§ Your assignment:
Write the records out once more, so that nothing differs from the original.

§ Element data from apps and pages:
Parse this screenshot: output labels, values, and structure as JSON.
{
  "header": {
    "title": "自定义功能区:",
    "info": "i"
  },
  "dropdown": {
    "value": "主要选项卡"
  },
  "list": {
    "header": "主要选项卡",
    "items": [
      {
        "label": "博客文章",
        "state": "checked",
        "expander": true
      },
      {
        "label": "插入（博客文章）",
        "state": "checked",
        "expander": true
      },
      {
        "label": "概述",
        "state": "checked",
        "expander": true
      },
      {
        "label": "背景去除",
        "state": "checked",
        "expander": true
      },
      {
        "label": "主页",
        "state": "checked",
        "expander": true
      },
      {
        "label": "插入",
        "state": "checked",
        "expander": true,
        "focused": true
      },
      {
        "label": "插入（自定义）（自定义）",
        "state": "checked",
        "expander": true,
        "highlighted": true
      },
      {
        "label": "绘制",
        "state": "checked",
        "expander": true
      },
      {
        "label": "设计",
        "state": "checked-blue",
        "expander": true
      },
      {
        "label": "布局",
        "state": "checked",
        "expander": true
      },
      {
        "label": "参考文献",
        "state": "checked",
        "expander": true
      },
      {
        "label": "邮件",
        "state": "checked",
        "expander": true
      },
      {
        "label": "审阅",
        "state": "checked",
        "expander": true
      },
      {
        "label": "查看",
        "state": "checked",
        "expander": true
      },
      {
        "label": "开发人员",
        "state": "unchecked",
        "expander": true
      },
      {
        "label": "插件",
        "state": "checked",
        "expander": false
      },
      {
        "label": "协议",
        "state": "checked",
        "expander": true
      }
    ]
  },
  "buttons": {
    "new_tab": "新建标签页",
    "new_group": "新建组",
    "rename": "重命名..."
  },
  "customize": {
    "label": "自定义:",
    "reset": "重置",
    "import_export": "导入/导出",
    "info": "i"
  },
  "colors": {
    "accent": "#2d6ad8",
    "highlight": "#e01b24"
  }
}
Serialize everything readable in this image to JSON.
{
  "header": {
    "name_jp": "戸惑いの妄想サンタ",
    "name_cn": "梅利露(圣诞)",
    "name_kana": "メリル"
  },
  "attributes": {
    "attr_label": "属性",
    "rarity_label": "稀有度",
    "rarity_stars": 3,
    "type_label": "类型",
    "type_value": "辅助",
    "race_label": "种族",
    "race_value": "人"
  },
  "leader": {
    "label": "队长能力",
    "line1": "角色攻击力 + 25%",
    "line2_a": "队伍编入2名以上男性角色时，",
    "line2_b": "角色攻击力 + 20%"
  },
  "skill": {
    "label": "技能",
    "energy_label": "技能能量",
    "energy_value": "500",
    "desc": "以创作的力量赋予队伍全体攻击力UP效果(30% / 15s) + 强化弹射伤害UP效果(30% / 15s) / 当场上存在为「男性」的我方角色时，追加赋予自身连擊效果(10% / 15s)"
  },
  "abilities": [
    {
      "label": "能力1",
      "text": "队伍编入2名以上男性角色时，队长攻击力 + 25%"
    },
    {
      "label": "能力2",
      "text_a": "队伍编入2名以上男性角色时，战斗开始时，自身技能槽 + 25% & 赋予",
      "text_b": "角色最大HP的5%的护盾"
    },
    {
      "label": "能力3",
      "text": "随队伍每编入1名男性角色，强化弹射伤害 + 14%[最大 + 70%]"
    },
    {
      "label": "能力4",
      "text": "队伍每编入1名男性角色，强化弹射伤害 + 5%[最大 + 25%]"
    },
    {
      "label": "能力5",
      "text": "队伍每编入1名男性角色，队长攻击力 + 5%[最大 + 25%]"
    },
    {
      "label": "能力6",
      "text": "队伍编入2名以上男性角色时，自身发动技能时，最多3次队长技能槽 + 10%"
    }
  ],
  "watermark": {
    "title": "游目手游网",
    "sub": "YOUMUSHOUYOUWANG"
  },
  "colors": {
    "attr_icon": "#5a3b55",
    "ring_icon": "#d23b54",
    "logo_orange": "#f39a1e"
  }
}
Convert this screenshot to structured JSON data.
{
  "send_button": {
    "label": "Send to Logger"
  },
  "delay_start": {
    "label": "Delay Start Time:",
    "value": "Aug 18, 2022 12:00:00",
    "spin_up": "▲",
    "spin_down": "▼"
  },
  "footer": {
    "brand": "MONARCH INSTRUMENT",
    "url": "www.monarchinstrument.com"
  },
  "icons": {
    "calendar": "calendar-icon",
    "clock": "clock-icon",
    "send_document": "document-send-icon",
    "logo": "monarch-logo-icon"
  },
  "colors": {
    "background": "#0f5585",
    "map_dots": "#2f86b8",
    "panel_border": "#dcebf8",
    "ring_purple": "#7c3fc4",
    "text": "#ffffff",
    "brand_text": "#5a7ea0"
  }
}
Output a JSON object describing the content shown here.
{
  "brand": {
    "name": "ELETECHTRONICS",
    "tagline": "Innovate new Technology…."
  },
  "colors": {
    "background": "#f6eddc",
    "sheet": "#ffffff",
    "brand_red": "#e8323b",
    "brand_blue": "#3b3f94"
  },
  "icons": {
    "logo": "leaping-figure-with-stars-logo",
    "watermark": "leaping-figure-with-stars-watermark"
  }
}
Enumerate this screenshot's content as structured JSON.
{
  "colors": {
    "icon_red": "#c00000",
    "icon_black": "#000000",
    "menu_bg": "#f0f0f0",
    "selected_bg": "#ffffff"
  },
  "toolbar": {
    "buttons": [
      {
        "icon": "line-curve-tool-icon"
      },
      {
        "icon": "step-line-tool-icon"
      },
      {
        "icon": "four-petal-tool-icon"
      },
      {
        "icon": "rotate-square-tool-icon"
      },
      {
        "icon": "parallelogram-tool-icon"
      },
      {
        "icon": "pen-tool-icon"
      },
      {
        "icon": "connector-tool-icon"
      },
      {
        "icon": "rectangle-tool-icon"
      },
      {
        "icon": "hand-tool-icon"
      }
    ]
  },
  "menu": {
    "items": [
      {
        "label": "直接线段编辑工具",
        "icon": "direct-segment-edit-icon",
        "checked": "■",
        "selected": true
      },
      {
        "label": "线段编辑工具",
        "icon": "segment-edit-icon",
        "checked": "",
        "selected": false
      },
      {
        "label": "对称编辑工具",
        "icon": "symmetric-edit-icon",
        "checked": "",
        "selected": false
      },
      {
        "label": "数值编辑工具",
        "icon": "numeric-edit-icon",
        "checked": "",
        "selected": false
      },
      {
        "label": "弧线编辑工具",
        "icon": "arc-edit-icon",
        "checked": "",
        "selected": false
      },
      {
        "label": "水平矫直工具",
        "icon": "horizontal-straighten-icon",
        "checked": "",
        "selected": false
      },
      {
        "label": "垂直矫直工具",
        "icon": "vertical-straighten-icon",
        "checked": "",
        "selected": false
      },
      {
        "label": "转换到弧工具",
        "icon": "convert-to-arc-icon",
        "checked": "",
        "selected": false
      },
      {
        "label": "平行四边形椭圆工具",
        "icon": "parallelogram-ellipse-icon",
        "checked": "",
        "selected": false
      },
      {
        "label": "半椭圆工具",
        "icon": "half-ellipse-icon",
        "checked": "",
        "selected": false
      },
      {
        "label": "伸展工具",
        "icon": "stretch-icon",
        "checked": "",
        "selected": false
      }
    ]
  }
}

§ The completed task:
Parse this screenshot: output labels, values, and structure as JSON.
{
  "header": {
    "title": "自定义功能区:",
    "info": "i"
  },
  "dropdown": {
    "value": "主要选项卡"
  },
  "list": {
    "header": "主要选项卡",
    "items": [
      {
        "label": "博客文章",
        "state": "checked",
        "expander": true
      },
      {
        "label": "插入（博客文章）",
        "state": "checked",
        "expander": true
      },
      {
        "label": "概述",
        "state": "checked",
        "expander": true
      },
      {
        "label": "背景去除",
        "state": "checked",
        "expander": true
      },
      {
        "label": "主页",
        "state": "checked",
        "expander": true
      },
      {
        "label": "插入",
        "state": "checked",
        "expander": true,
        "focused": true
      },
      {
        "label": "插入（自定义）（自定义）",
        "state": "checked",
        "expander": true,
        "highlighted": true
      },
      {
        "label": "绘制",
        "state": "checked",
        "expander": true
      },
      {
        "label": "设计",
        "state": "checked-blue",
        "expander": true
      },
      {
        "label": "布局",
        "state": "checked",
        "expander": true
      },
      {
        "label": "参考文献",
        "state": "checked",
        "expander": true
      },
      {
        "label": "邮件",
        "state": "checked",
        "expander": true
      },
      {
        "label": "审阅",
        "state": "checked",
        "expander": true
      },
      {
        "label": "查看",
        "state": "checked",
        "expander": true
      },
      {
        "label": "开发人员",
        "state": "unchecked",
        "expander": true
      },
      {
        "label": "插件",
        "state": "checked",
        "expander": false
      },
      {
        "label": "协议",
        "state": "checked",
        "expander": true
      }
    ]
  },
  "buttons": {
    "new_tab": "新建标签页",
    "new_group": "新建组",
    "rename": "重命名..."
  },
  "customize": {
    "label": "自定义:",
    "reset": "重置",
    "import_export": "导入/导出",
    "info": "i"
  },
  "colors": {
    "accent": "#2d6ad8",
    "highlight": "#e01b24"
  }
}
Serialize everything readable in this image to JSON.
{
  "header": {
    "name_jp": "戸惑いの妄想サンタ",
    "name_cn": "梅利露(圣诞)",
    "name_kana": "メリル"
  },
  "attributes": {
    "attr_label": "属性",
    "rarity_label": "稀有度",
    "rarity_stars": 3,
    "type_label": "类型",
    "type_value": "辅助",
    "race_label": "种族",
    "race_value": "人"
  },
  "leader": {
    "label": "队长能力",
    "line1": "角色攻击力 + 25%",
    "line2_a": "队伍编入2名以上男性角色时，",
    "line2_b": "角色攻击力 + 20%"
  },
  "skill": {
    "label": "技能",
    "energy_label": "技能能量",
    "energy_value": "500",
    "desc": "以创作的力量赋予队伍全体攻击力UP效果(30% / 15s) + 强化弹射伤害UP效果(30% / 15s) / 当场上存在为「男性」的我方角色时，追加赋予自身连擊效果(10% / 15s)"
  },
  "abilities": [
    {
      "label": "能力1",
      "text": "队伍编入2名以上男性角色时，队长攻击力 + 25%"
    },
    {
      "label": "能力2",
      "text_a": "队伍编入2名以上男性角色时，战斗开始时，自身技能槽 + 25% & 赋予",
      "text_b": "角色最大HP的5%的护盾"
    },
    {
      "label": "能力3",
      "text": "随队伍每编入1名男性角色，强化弹射伤害 + 14%[最大 + 70%]"
    },
    {
      "label": "能力4",
      "text": "队伍每编入1名男性角色，强化弹射伤害 + 5%[最大 + 25%]"
    },
    {
      "label": "能力5",
      "text": "队伍每编入1名男性角色，队长攻击力 + 5%[最大 + 25%]"
    },
    {
      "label": "能力6",
      "text": "队伍编入2名以上男性角色时，自身发动技能时，最多3次队长技能槽 + 10%"
    }
  ],
  "watermark": {
    "title": "游目手游网",
    "sub": "YOUMUSHOUYOUWANG"
  },
  "colors": {
    "attr_icon": "#5a3b55",
    "ring_icon": "#d23b54",
    "logo_orange": "#f39a1e"
  }
}
Convert this screenshot to structured JSON data.
{
  "send_button": {
    "label": "Send to Logger"
  },
  "delay_start": {
    "label": "Delay Start Time:",
    "value": "Aug 18, 2022 12:00:00",
    "spin_up": "▲",
    "spin_down": "▼"
  },
  "footer": {
    "brand": "MONARCH INSTRUMENT",
    "url": "www.monarchinstrument.com"
  },
  "icons": {
    "calendar": "calendar-icon",
    "clock": "clock-icon",
    "send_document": "document-send-icon",
    "logo": "monarch-logo-icon"
  },
  "colors": {
    "background": "#0f5585",
    "map_dots": "#2f86b8",
    "panel_border": "#dcebf8",
    "ring_purple": "#7c3fc4",
    "text": "#ffffff",
    "brand_text": "#5a7ea0"
  }
}
Output a JSON object describing the content shown here.
{
  "brand": {
    "name": "ELETECHTRONICS",
    "tagline": "Innovate new Technology…."
  },
  "colors": {
    "background": "#f6eddc",
    "sheet": "#ffffff",
    "brand_red": "#e8323b",
    "brand_blue": "#3b3f94"
  },
  "icons": {
    "logo": "leaping-figure-with-stars-logo",
    "watermark": "leaping-figure-with-stars-watermark"
  }
}
Enumerate this screenshot's content as structured JSON.
{
  "colors": {
    "icon_red": "#c00000",
    "icon_black": "#000000",
    "menu_bg": "#f0f0f0",
    "selected_bg": "#ffffff"
  },
  "toolbar": {
    "buttons": [
      {
        "icon": "line-curve-tool-icon"
      },
      {
        "icon": "step-line-tool-icon"
      },
      {
        "icon": "four-petal-tool-icon"
      },
      {
        "icon": "rotate-square-tool-icon"
      },
      {
        "icon": "parallelogram-tool-icon"
      },
      {
        "icon": "pen-tool-icon"
      },
      {
        "icon": "connector-tool-icon"
      },
      {
        "icon": "rectangle-tool-icon"
      },
      {
        "icon": "hand-tool-icon"
      }
    ]
  },
  "menu": {
    "items": [
      {
        "label": "直接线段编辑工具",
        "icon": "direct-segment-edit-icon",
        "checked": "■",
        "selected": true
      },
      {
        "label": "线段编辑工具",
        "icon": "segment-edit-icon",
        "checked": "",
        "selected": false
      },
      {
        "label": "对称编辑工具",
        "icon": "symmetric-edit-icon",
        "checked": "",
        "selected": false
      },
      {
        "label": "数值编辑工具",
        "icon": "numeric-edit-icon",
        "checked": "",
        "selected": false
      },
      {
        "label": "弧线编辑工具",
        "icon": "arc-edit-icon",
        "checked": "",
        "selected": false
      },
      {
        "label": "水平矫直工具",
        "icon": "horizontal-straighten-icon",
        "checked": "",
        "selected": false
      },
      {
        "label": "垂直矫直工具",
        "icon": "vertical-straighten-icon",
        "checked": "",
        "selected": false
      },
      {
        "label": "转换到弧工具",
        "icon": "convert-to-arc-icon",
        "checked": "",
        "selected": false
      },
      {
        "label": "平行四边形椭圆工具",
        "icon": "parallelogram-ellipse-icon",
        "checked": "",
        "selected": false
      },
      {
        "label": "半椭圆工具",
        "icon": "half-ellipse-icon",
        "checked": "",
        "selected": false
      },
      {
        "label": "伸展工具",
        "icon": "stretch-icon",
        "checked": "",
        "selected": false
      }
    ]
  }
}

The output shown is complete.